TASK TO CARRY OUT
Without altering a single character, set down all of the data below.

[Opening INFORMATION GIVEN section]

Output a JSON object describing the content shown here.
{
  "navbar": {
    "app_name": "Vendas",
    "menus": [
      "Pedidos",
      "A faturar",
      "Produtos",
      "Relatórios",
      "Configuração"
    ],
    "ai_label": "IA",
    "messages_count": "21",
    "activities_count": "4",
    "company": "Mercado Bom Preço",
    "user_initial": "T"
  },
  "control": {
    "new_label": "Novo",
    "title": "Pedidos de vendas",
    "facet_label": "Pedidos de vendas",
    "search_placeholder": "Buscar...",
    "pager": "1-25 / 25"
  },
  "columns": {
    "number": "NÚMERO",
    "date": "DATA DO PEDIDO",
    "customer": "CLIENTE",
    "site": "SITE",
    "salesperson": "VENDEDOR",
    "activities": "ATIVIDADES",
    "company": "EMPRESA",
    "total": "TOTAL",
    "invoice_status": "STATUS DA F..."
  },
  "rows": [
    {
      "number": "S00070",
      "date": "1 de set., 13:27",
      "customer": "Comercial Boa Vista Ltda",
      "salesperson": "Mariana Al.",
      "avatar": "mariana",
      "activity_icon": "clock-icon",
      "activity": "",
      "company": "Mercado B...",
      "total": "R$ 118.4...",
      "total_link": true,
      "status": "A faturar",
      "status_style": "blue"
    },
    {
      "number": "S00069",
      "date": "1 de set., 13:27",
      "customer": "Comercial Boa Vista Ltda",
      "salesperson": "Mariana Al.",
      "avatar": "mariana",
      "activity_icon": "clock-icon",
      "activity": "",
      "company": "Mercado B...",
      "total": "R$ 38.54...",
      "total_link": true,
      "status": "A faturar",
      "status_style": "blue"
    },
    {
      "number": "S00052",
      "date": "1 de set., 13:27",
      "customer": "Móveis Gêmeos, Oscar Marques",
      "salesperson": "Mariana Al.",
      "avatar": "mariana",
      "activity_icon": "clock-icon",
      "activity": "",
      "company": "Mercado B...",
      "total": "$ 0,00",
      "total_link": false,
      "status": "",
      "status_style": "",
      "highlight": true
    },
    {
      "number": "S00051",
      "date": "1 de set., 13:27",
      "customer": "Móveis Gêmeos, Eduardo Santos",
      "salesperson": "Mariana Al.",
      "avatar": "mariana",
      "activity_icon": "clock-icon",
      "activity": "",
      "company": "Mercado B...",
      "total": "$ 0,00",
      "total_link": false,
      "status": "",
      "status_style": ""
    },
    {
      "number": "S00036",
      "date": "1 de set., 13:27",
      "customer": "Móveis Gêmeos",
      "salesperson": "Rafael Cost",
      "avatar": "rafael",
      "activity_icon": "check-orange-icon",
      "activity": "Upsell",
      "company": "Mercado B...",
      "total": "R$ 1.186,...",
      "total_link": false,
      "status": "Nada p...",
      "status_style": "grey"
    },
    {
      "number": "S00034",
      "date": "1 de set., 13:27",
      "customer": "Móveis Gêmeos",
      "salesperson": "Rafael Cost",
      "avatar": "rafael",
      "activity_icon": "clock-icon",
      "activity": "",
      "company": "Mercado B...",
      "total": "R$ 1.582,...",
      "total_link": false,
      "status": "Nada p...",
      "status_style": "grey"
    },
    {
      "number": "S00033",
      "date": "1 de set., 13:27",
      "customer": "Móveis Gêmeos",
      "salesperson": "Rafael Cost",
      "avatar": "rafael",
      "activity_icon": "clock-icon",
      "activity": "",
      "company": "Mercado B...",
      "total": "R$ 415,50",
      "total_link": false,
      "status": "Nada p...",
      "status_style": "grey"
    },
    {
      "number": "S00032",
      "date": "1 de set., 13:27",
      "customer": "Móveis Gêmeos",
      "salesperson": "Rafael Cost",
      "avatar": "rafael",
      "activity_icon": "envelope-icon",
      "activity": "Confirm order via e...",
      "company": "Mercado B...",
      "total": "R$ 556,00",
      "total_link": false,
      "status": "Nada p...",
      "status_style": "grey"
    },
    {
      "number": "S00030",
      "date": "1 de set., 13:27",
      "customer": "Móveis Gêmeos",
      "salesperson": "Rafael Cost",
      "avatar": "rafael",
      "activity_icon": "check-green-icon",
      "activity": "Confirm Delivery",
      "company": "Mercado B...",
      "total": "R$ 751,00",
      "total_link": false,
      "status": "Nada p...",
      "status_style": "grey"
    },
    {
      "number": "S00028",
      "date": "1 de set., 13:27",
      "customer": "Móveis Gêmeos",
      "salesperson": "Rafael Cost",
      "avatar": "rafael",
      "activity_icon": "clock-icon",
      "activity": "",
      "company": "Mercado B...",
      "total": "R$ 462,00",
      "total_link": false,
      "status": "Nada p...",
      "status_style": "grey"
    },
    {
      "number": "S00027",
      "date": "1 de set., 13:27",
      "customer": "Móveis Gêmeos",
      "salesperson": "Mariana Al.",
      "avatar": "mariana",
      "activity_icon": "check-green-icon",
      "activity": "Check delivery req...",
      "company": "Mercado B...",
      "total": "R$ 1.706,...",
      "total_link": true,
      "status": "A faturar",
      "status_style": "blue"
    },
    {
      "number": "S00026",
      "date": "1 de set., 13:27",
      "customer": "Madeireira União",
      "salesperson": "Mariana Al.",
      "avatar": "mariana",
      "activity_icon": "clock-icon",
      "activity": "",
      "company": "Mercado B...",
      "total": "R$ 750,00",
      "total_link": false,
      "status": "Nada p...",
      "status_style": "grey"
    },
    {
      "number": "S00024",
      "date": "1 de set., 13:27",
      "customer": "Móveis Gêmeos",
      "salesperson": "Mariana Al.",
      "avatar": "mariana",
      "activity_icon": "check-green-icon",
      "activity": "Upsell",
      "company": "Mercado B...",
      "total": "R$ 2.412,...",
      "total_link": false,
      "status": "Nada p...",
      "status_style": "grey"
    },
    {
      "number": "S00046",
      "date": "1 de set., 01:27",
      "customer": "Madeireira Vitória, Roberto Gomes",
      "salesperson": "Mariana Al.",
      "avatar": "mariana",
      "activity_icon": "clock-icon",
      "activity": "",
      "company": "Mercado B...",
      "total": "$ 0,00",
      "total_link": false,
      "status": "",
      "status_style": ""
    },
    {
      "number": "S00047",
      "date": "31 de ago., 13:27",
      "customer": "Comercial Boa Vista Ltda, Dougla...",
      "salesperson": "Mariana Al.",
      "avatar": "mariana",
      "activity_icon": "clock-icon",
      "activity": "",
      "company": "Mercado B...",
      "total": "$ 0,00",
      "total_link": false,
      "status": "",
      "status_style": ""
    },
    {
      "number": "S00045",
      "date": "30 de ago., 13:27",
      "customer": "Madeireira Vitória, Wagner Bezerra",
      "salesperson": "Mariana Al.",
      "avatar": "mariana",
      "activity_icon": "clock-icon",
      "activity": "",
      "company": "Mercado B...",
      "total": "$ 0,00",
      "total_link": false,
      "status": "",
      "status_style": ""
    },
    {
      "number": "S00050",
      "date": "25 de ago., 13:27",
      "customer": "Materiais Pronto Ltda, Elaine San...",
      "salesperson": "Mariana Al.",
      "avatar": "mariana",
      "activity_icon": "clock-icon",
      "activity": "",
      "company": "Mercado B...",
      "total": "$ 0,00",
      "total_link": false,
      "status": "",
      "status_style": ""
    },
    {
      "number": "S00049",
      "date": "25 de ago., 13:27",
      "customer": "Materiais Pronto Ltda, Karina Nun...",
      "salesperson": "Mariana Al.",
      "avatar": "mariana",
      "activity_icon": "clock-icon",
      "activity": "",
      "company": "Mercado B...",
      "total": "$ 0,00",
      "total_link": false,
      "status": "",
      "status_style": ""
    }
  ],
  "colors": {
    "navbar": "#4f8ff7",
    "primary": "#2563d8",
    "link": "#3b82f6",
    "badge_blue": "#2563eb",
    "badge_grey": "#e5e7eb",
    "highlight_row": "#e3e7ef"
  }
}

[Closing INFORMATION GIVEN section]

PROBLEM SOLUTION
Output a JSON object describing the content shown here.
{
  "navbar": {
    "app_name": "Vendas",
    "menus": [
      "Pedidos",
      "A faturar",
      "Produtos",
      "Relatórios",
      "Configuração"
    ],
    "ai_label": "IA",
    "messages_count": "21",
    "activities_count": "4",
    "company": "Mercado Bom Preço",
    "user_initial": "T"
  },
  "control": {
    "new_label": "Novo",
    "title": "Pedidos de vendas",
    "facet_label": "Pedidos de vendas",
    "search_placeholder": "Buscar...",
    "pager": "1-25 / 25"
  },
  "columns": {
    "number": "NÚMERO",
    "date": "DATA DO PEDIDO",
    "customer": "CLIENTE",
    "site": "SITE",
    "salesperson": "VENDEDOR",
    "activities": "ATIVIDADES",
    "company": "EMPRESA",
    "total": "TOTAL",
    "invoice_status": "STATUS DA F..."
  },
  "rows": [
    {
      "number": "S00070",
      "date": "1 de set., 13:27",
      "customer": "Comercial Boa Vista Ltda",
      "salesperson": "Mariana Al.",
      "avatar": "mariana",
      "activity_icon": "clock-icon",
      "activity": "",
      "company": "Mercado B...",
      "total": "R$ 118.4...",
      "total_link": true,
      "status": "A faturar",
      "status_style": "blue"
    },
    {
      "number": "S00069",
      "date": "1 de set., 13:27",
      "customer": "Comercial Boa Vista Ltda",
      "salesperson": "Mariana Al.",
      "avatar": "mariana",
      "activity_icon": "clock-icon",
      "activity": "",
      "company": "Mercado B...",
      "total": "R$ 38.54...",
      "total_link": true,
      "status": "A faturar",
      "status_style": "blue"
    },
    {
      "number": "S00052",
      "date": "1 de set., 13:27",
      "customer": "Móveis Gêmeos, Oscar Marques",
      "salesperson": "Mariana Al.",
      "avatar": "mariana",
      "activity_icon": "clock-icon",
      "activity": "",
      "company": "Mercado B...",
      "total": "$ 0,00",
      "total_link": false,
      "status": "",
      "status_style": "",
      "highlight": true
    },
    {
      "number": "S00051",
      "date": "1 de set., 13:27",
      "customer": "Móveis Gêmeos, Eduardo Santos",
      "salesperson": "Mariana Al.",
      "avatar": "mariana",
      "activity_icon": "clock-icon",
      "activity": "",
      "company": "Mercado B...",
      "total": "$ 0,00",
      "total_link": false,
      "status": "",
      "status_style": ""
    },
    {
      "number": "S00036",
      "date": "1 de set., 13:27",
      "customer": "Móveis Gêmeos",
      "salesperson": "Rafael Cost",
      "avatar": "rafael",
      "activity_icon": "check-orange-icon",
      "activity": "Upsell",
      "company": "Mercado B...",
      "total": "R$ 1.186,...",
      "total_link": false,
      "status": "Nada p...",
      "status_style": "grey"
    },
    {
      "number": "S00034",
      "date": "1 de set., 13:27",
      "customer": "Móveis Gêmeos",
      "salesperson": "Rafael Cost",
      "avatar": "rafael",
      "activity_icon": "clock-icon",
      "activity": "",
      "company": "Mercado B...",
      "total": "R$ 1.582,...",
      "total_link": false,
      "status": "Nada p...",
      "status_style": "grey"
    },
    {
      "number": "S00033",
      "date": "1 de set., 13:27",
      "customer": "Móveis Gêmeos",
      "salesperson": "Rafael Cost",
      "avatar": "rafael",
      "activity_icon": "clock-icon",
      "activity": "",
      "company": "Mercado B...",
      "total": "R$ 415,50",
      "total_link": false,
      "status": "Nada p...",
      "status_style": "grey"
    },
    {
      "number": "S00032",
      "date": "1 de set., 13:27",
      "customer": "Móveis Gêmeos",
      "salesperson": "Rafael Cost",
      "avatar": "rafael",
      "activity_icon": "envelope-icon",
      "activity": "Confirm order via e...",
      "company": "Mercado B...",
      "total": "R$ 556,00",
      "total_link": false,
      "status": "Nada p...",
      "status_style": "grey"
    },
    {
      "number": "S00030",
      "date": "1 de set., 13:27",
      "customer": "Móveis Gêmeos",
      "salesperson": "Rafael Cost",
      "avatar": "rafael",
      "activity_icon": "check-green-icon",
      "activity": "Confirm Delivery",
      "company": "Mercado B...",
      "total": "R$ 751,00",
      "total_link": false,
      "status": "Nada p...",
      "status_style": "grey"
    },
    {
      "number": "S00028",
      "date": "1 de set., 13:27",
      "customer": "Móveis Gêmeos",
      "salesperson": "Rafael Cost",
      "avatar": "rafael",
      "activity_icon": "clock-icon",
      "activity": "",
      "company": "Mercado B...",
      "total": "R$ 462,00",
      "total_link": false,
      "status": "Nada p...",
      "status_style": "grey"
    },
    {
      "number": "S00027",
      "date": "1 de set., 13:27",
      "customer": "Móveis Gêmeos",
      "salesperson": "Mariana Al.",
      "avatar": "mariana",
      "activity_icon": "check-green-icon",
      "activity": "Check delivery req...",
      "company": "Mercado B...",
      "total": "R$ 1.706,...",
      "total_link": true,
      "status": "A faturar",
      "status_style": "blue"
    },
    {
      "number": "S00026",
      "date": "1 de set., 13:27",
      "customer": "Madeireira União",
      "salesperson": "Mariana Al.",
      "avatar": "mariana",
      "activity_icon": "clock-icon",
      "activity": "",
      "company": "Mercado B...",
      "total": "R$ 750,00",
      "total_link": false,
      "status": "Nada p...",
      "status_style": "grey"
    },
    {
      "number": "S00024",
      "date": "1 de set., 13:27",
      "customer": "Móveis Gêmeos",
      "salesperson": "Mariana Al.",
      "avatar": "mariana",
      "activity_icon": "check-green-icon",
      "activity": "Upsell",
      "company": "Mercado B...",
      "total": "R$ 2.412,...",
      "total_link": false,
      "status": "Nada p...",
      "status_style": "grey"
    },
    {
      "number": "S00046",
      "date": "1 de set., 01:27",
      "customer": "Madeireira Vitória, Roberto Gomes",
      "salesperson": "Mariana Al.",
      "avatar": "mariana",
      "activity_icon": "clock-icon",
      "activity": "",
      "company": "Mercado B...",
      "total": "$ 0,00",
      "total_link": false,
      "status": "",
      "status_style": ""
    },
    {
      "number": "S00047",
      "date": "31 de ago., 13:27",
      "customer": "Comercial Boa Vista Ltda, Dougla...",
      "salesperson": "Mariana Al.",
      "avatar": "mariana",
      "activity_icon": "clock-icon",
      "activity": "",
      "company": "Mercado B...",
      "total": "$ 0,00",
      "total_link": false,
      "status": "",
      "status_style": ""
    },
    {
      "number": "S00045",
      "date": "30 de ago., 13:27",
      "customer": "Madeireira Vitória, Wagner Bezerra",
      "salesperson": "Mariana Al.",
      "avatar": "mariana",
      "activity_icon": "clock-icon",
      "activity": "",
      "company": "Mercado B...",
      "total": "$ 0,00",
      "total_link": false,
      "status": "",
      "status_style": ""
    },
    {
      "number": "S00050",
      "date": "25 de ago., 13:27",
      "customer": "Materiais Pronto Ltda, Elaine San...",
      "salesperson": "Mariana Al.",
      "avatar": "mariana",
      "activity_icon": "clock-icon",
      "activity": "",
      "company": "Mercado B...",
      "total": "$ 0,00",
      "total_link": false,
      "status": "",
      "status_style": ""
    },
    {
      "number": "S00049",
      "date": "25 de ago., 13:27",
      "customer": "Materiais Pronto Ltda, Karina Nun...",
      "salesperson": "Mariana Al.",
      "avatar": "mariana",
      "activity_icon": "clock-icon",
      "activity": "",
      "company": "Mercado B...",
      "total": "$ 0,00",
      "total_link": false,
      "status": "",
      "status_style": ""
    }
  ],
  "colors": {
    "navbar": "#4f8ff7",
    "primary": "#2563d8",
    "link": "#3b82f6",
    "badge_blue": "#2563eb",
    "badge_grey": "#e5e7eb",
    "highlight_row": "#e3e7ef"
  }
}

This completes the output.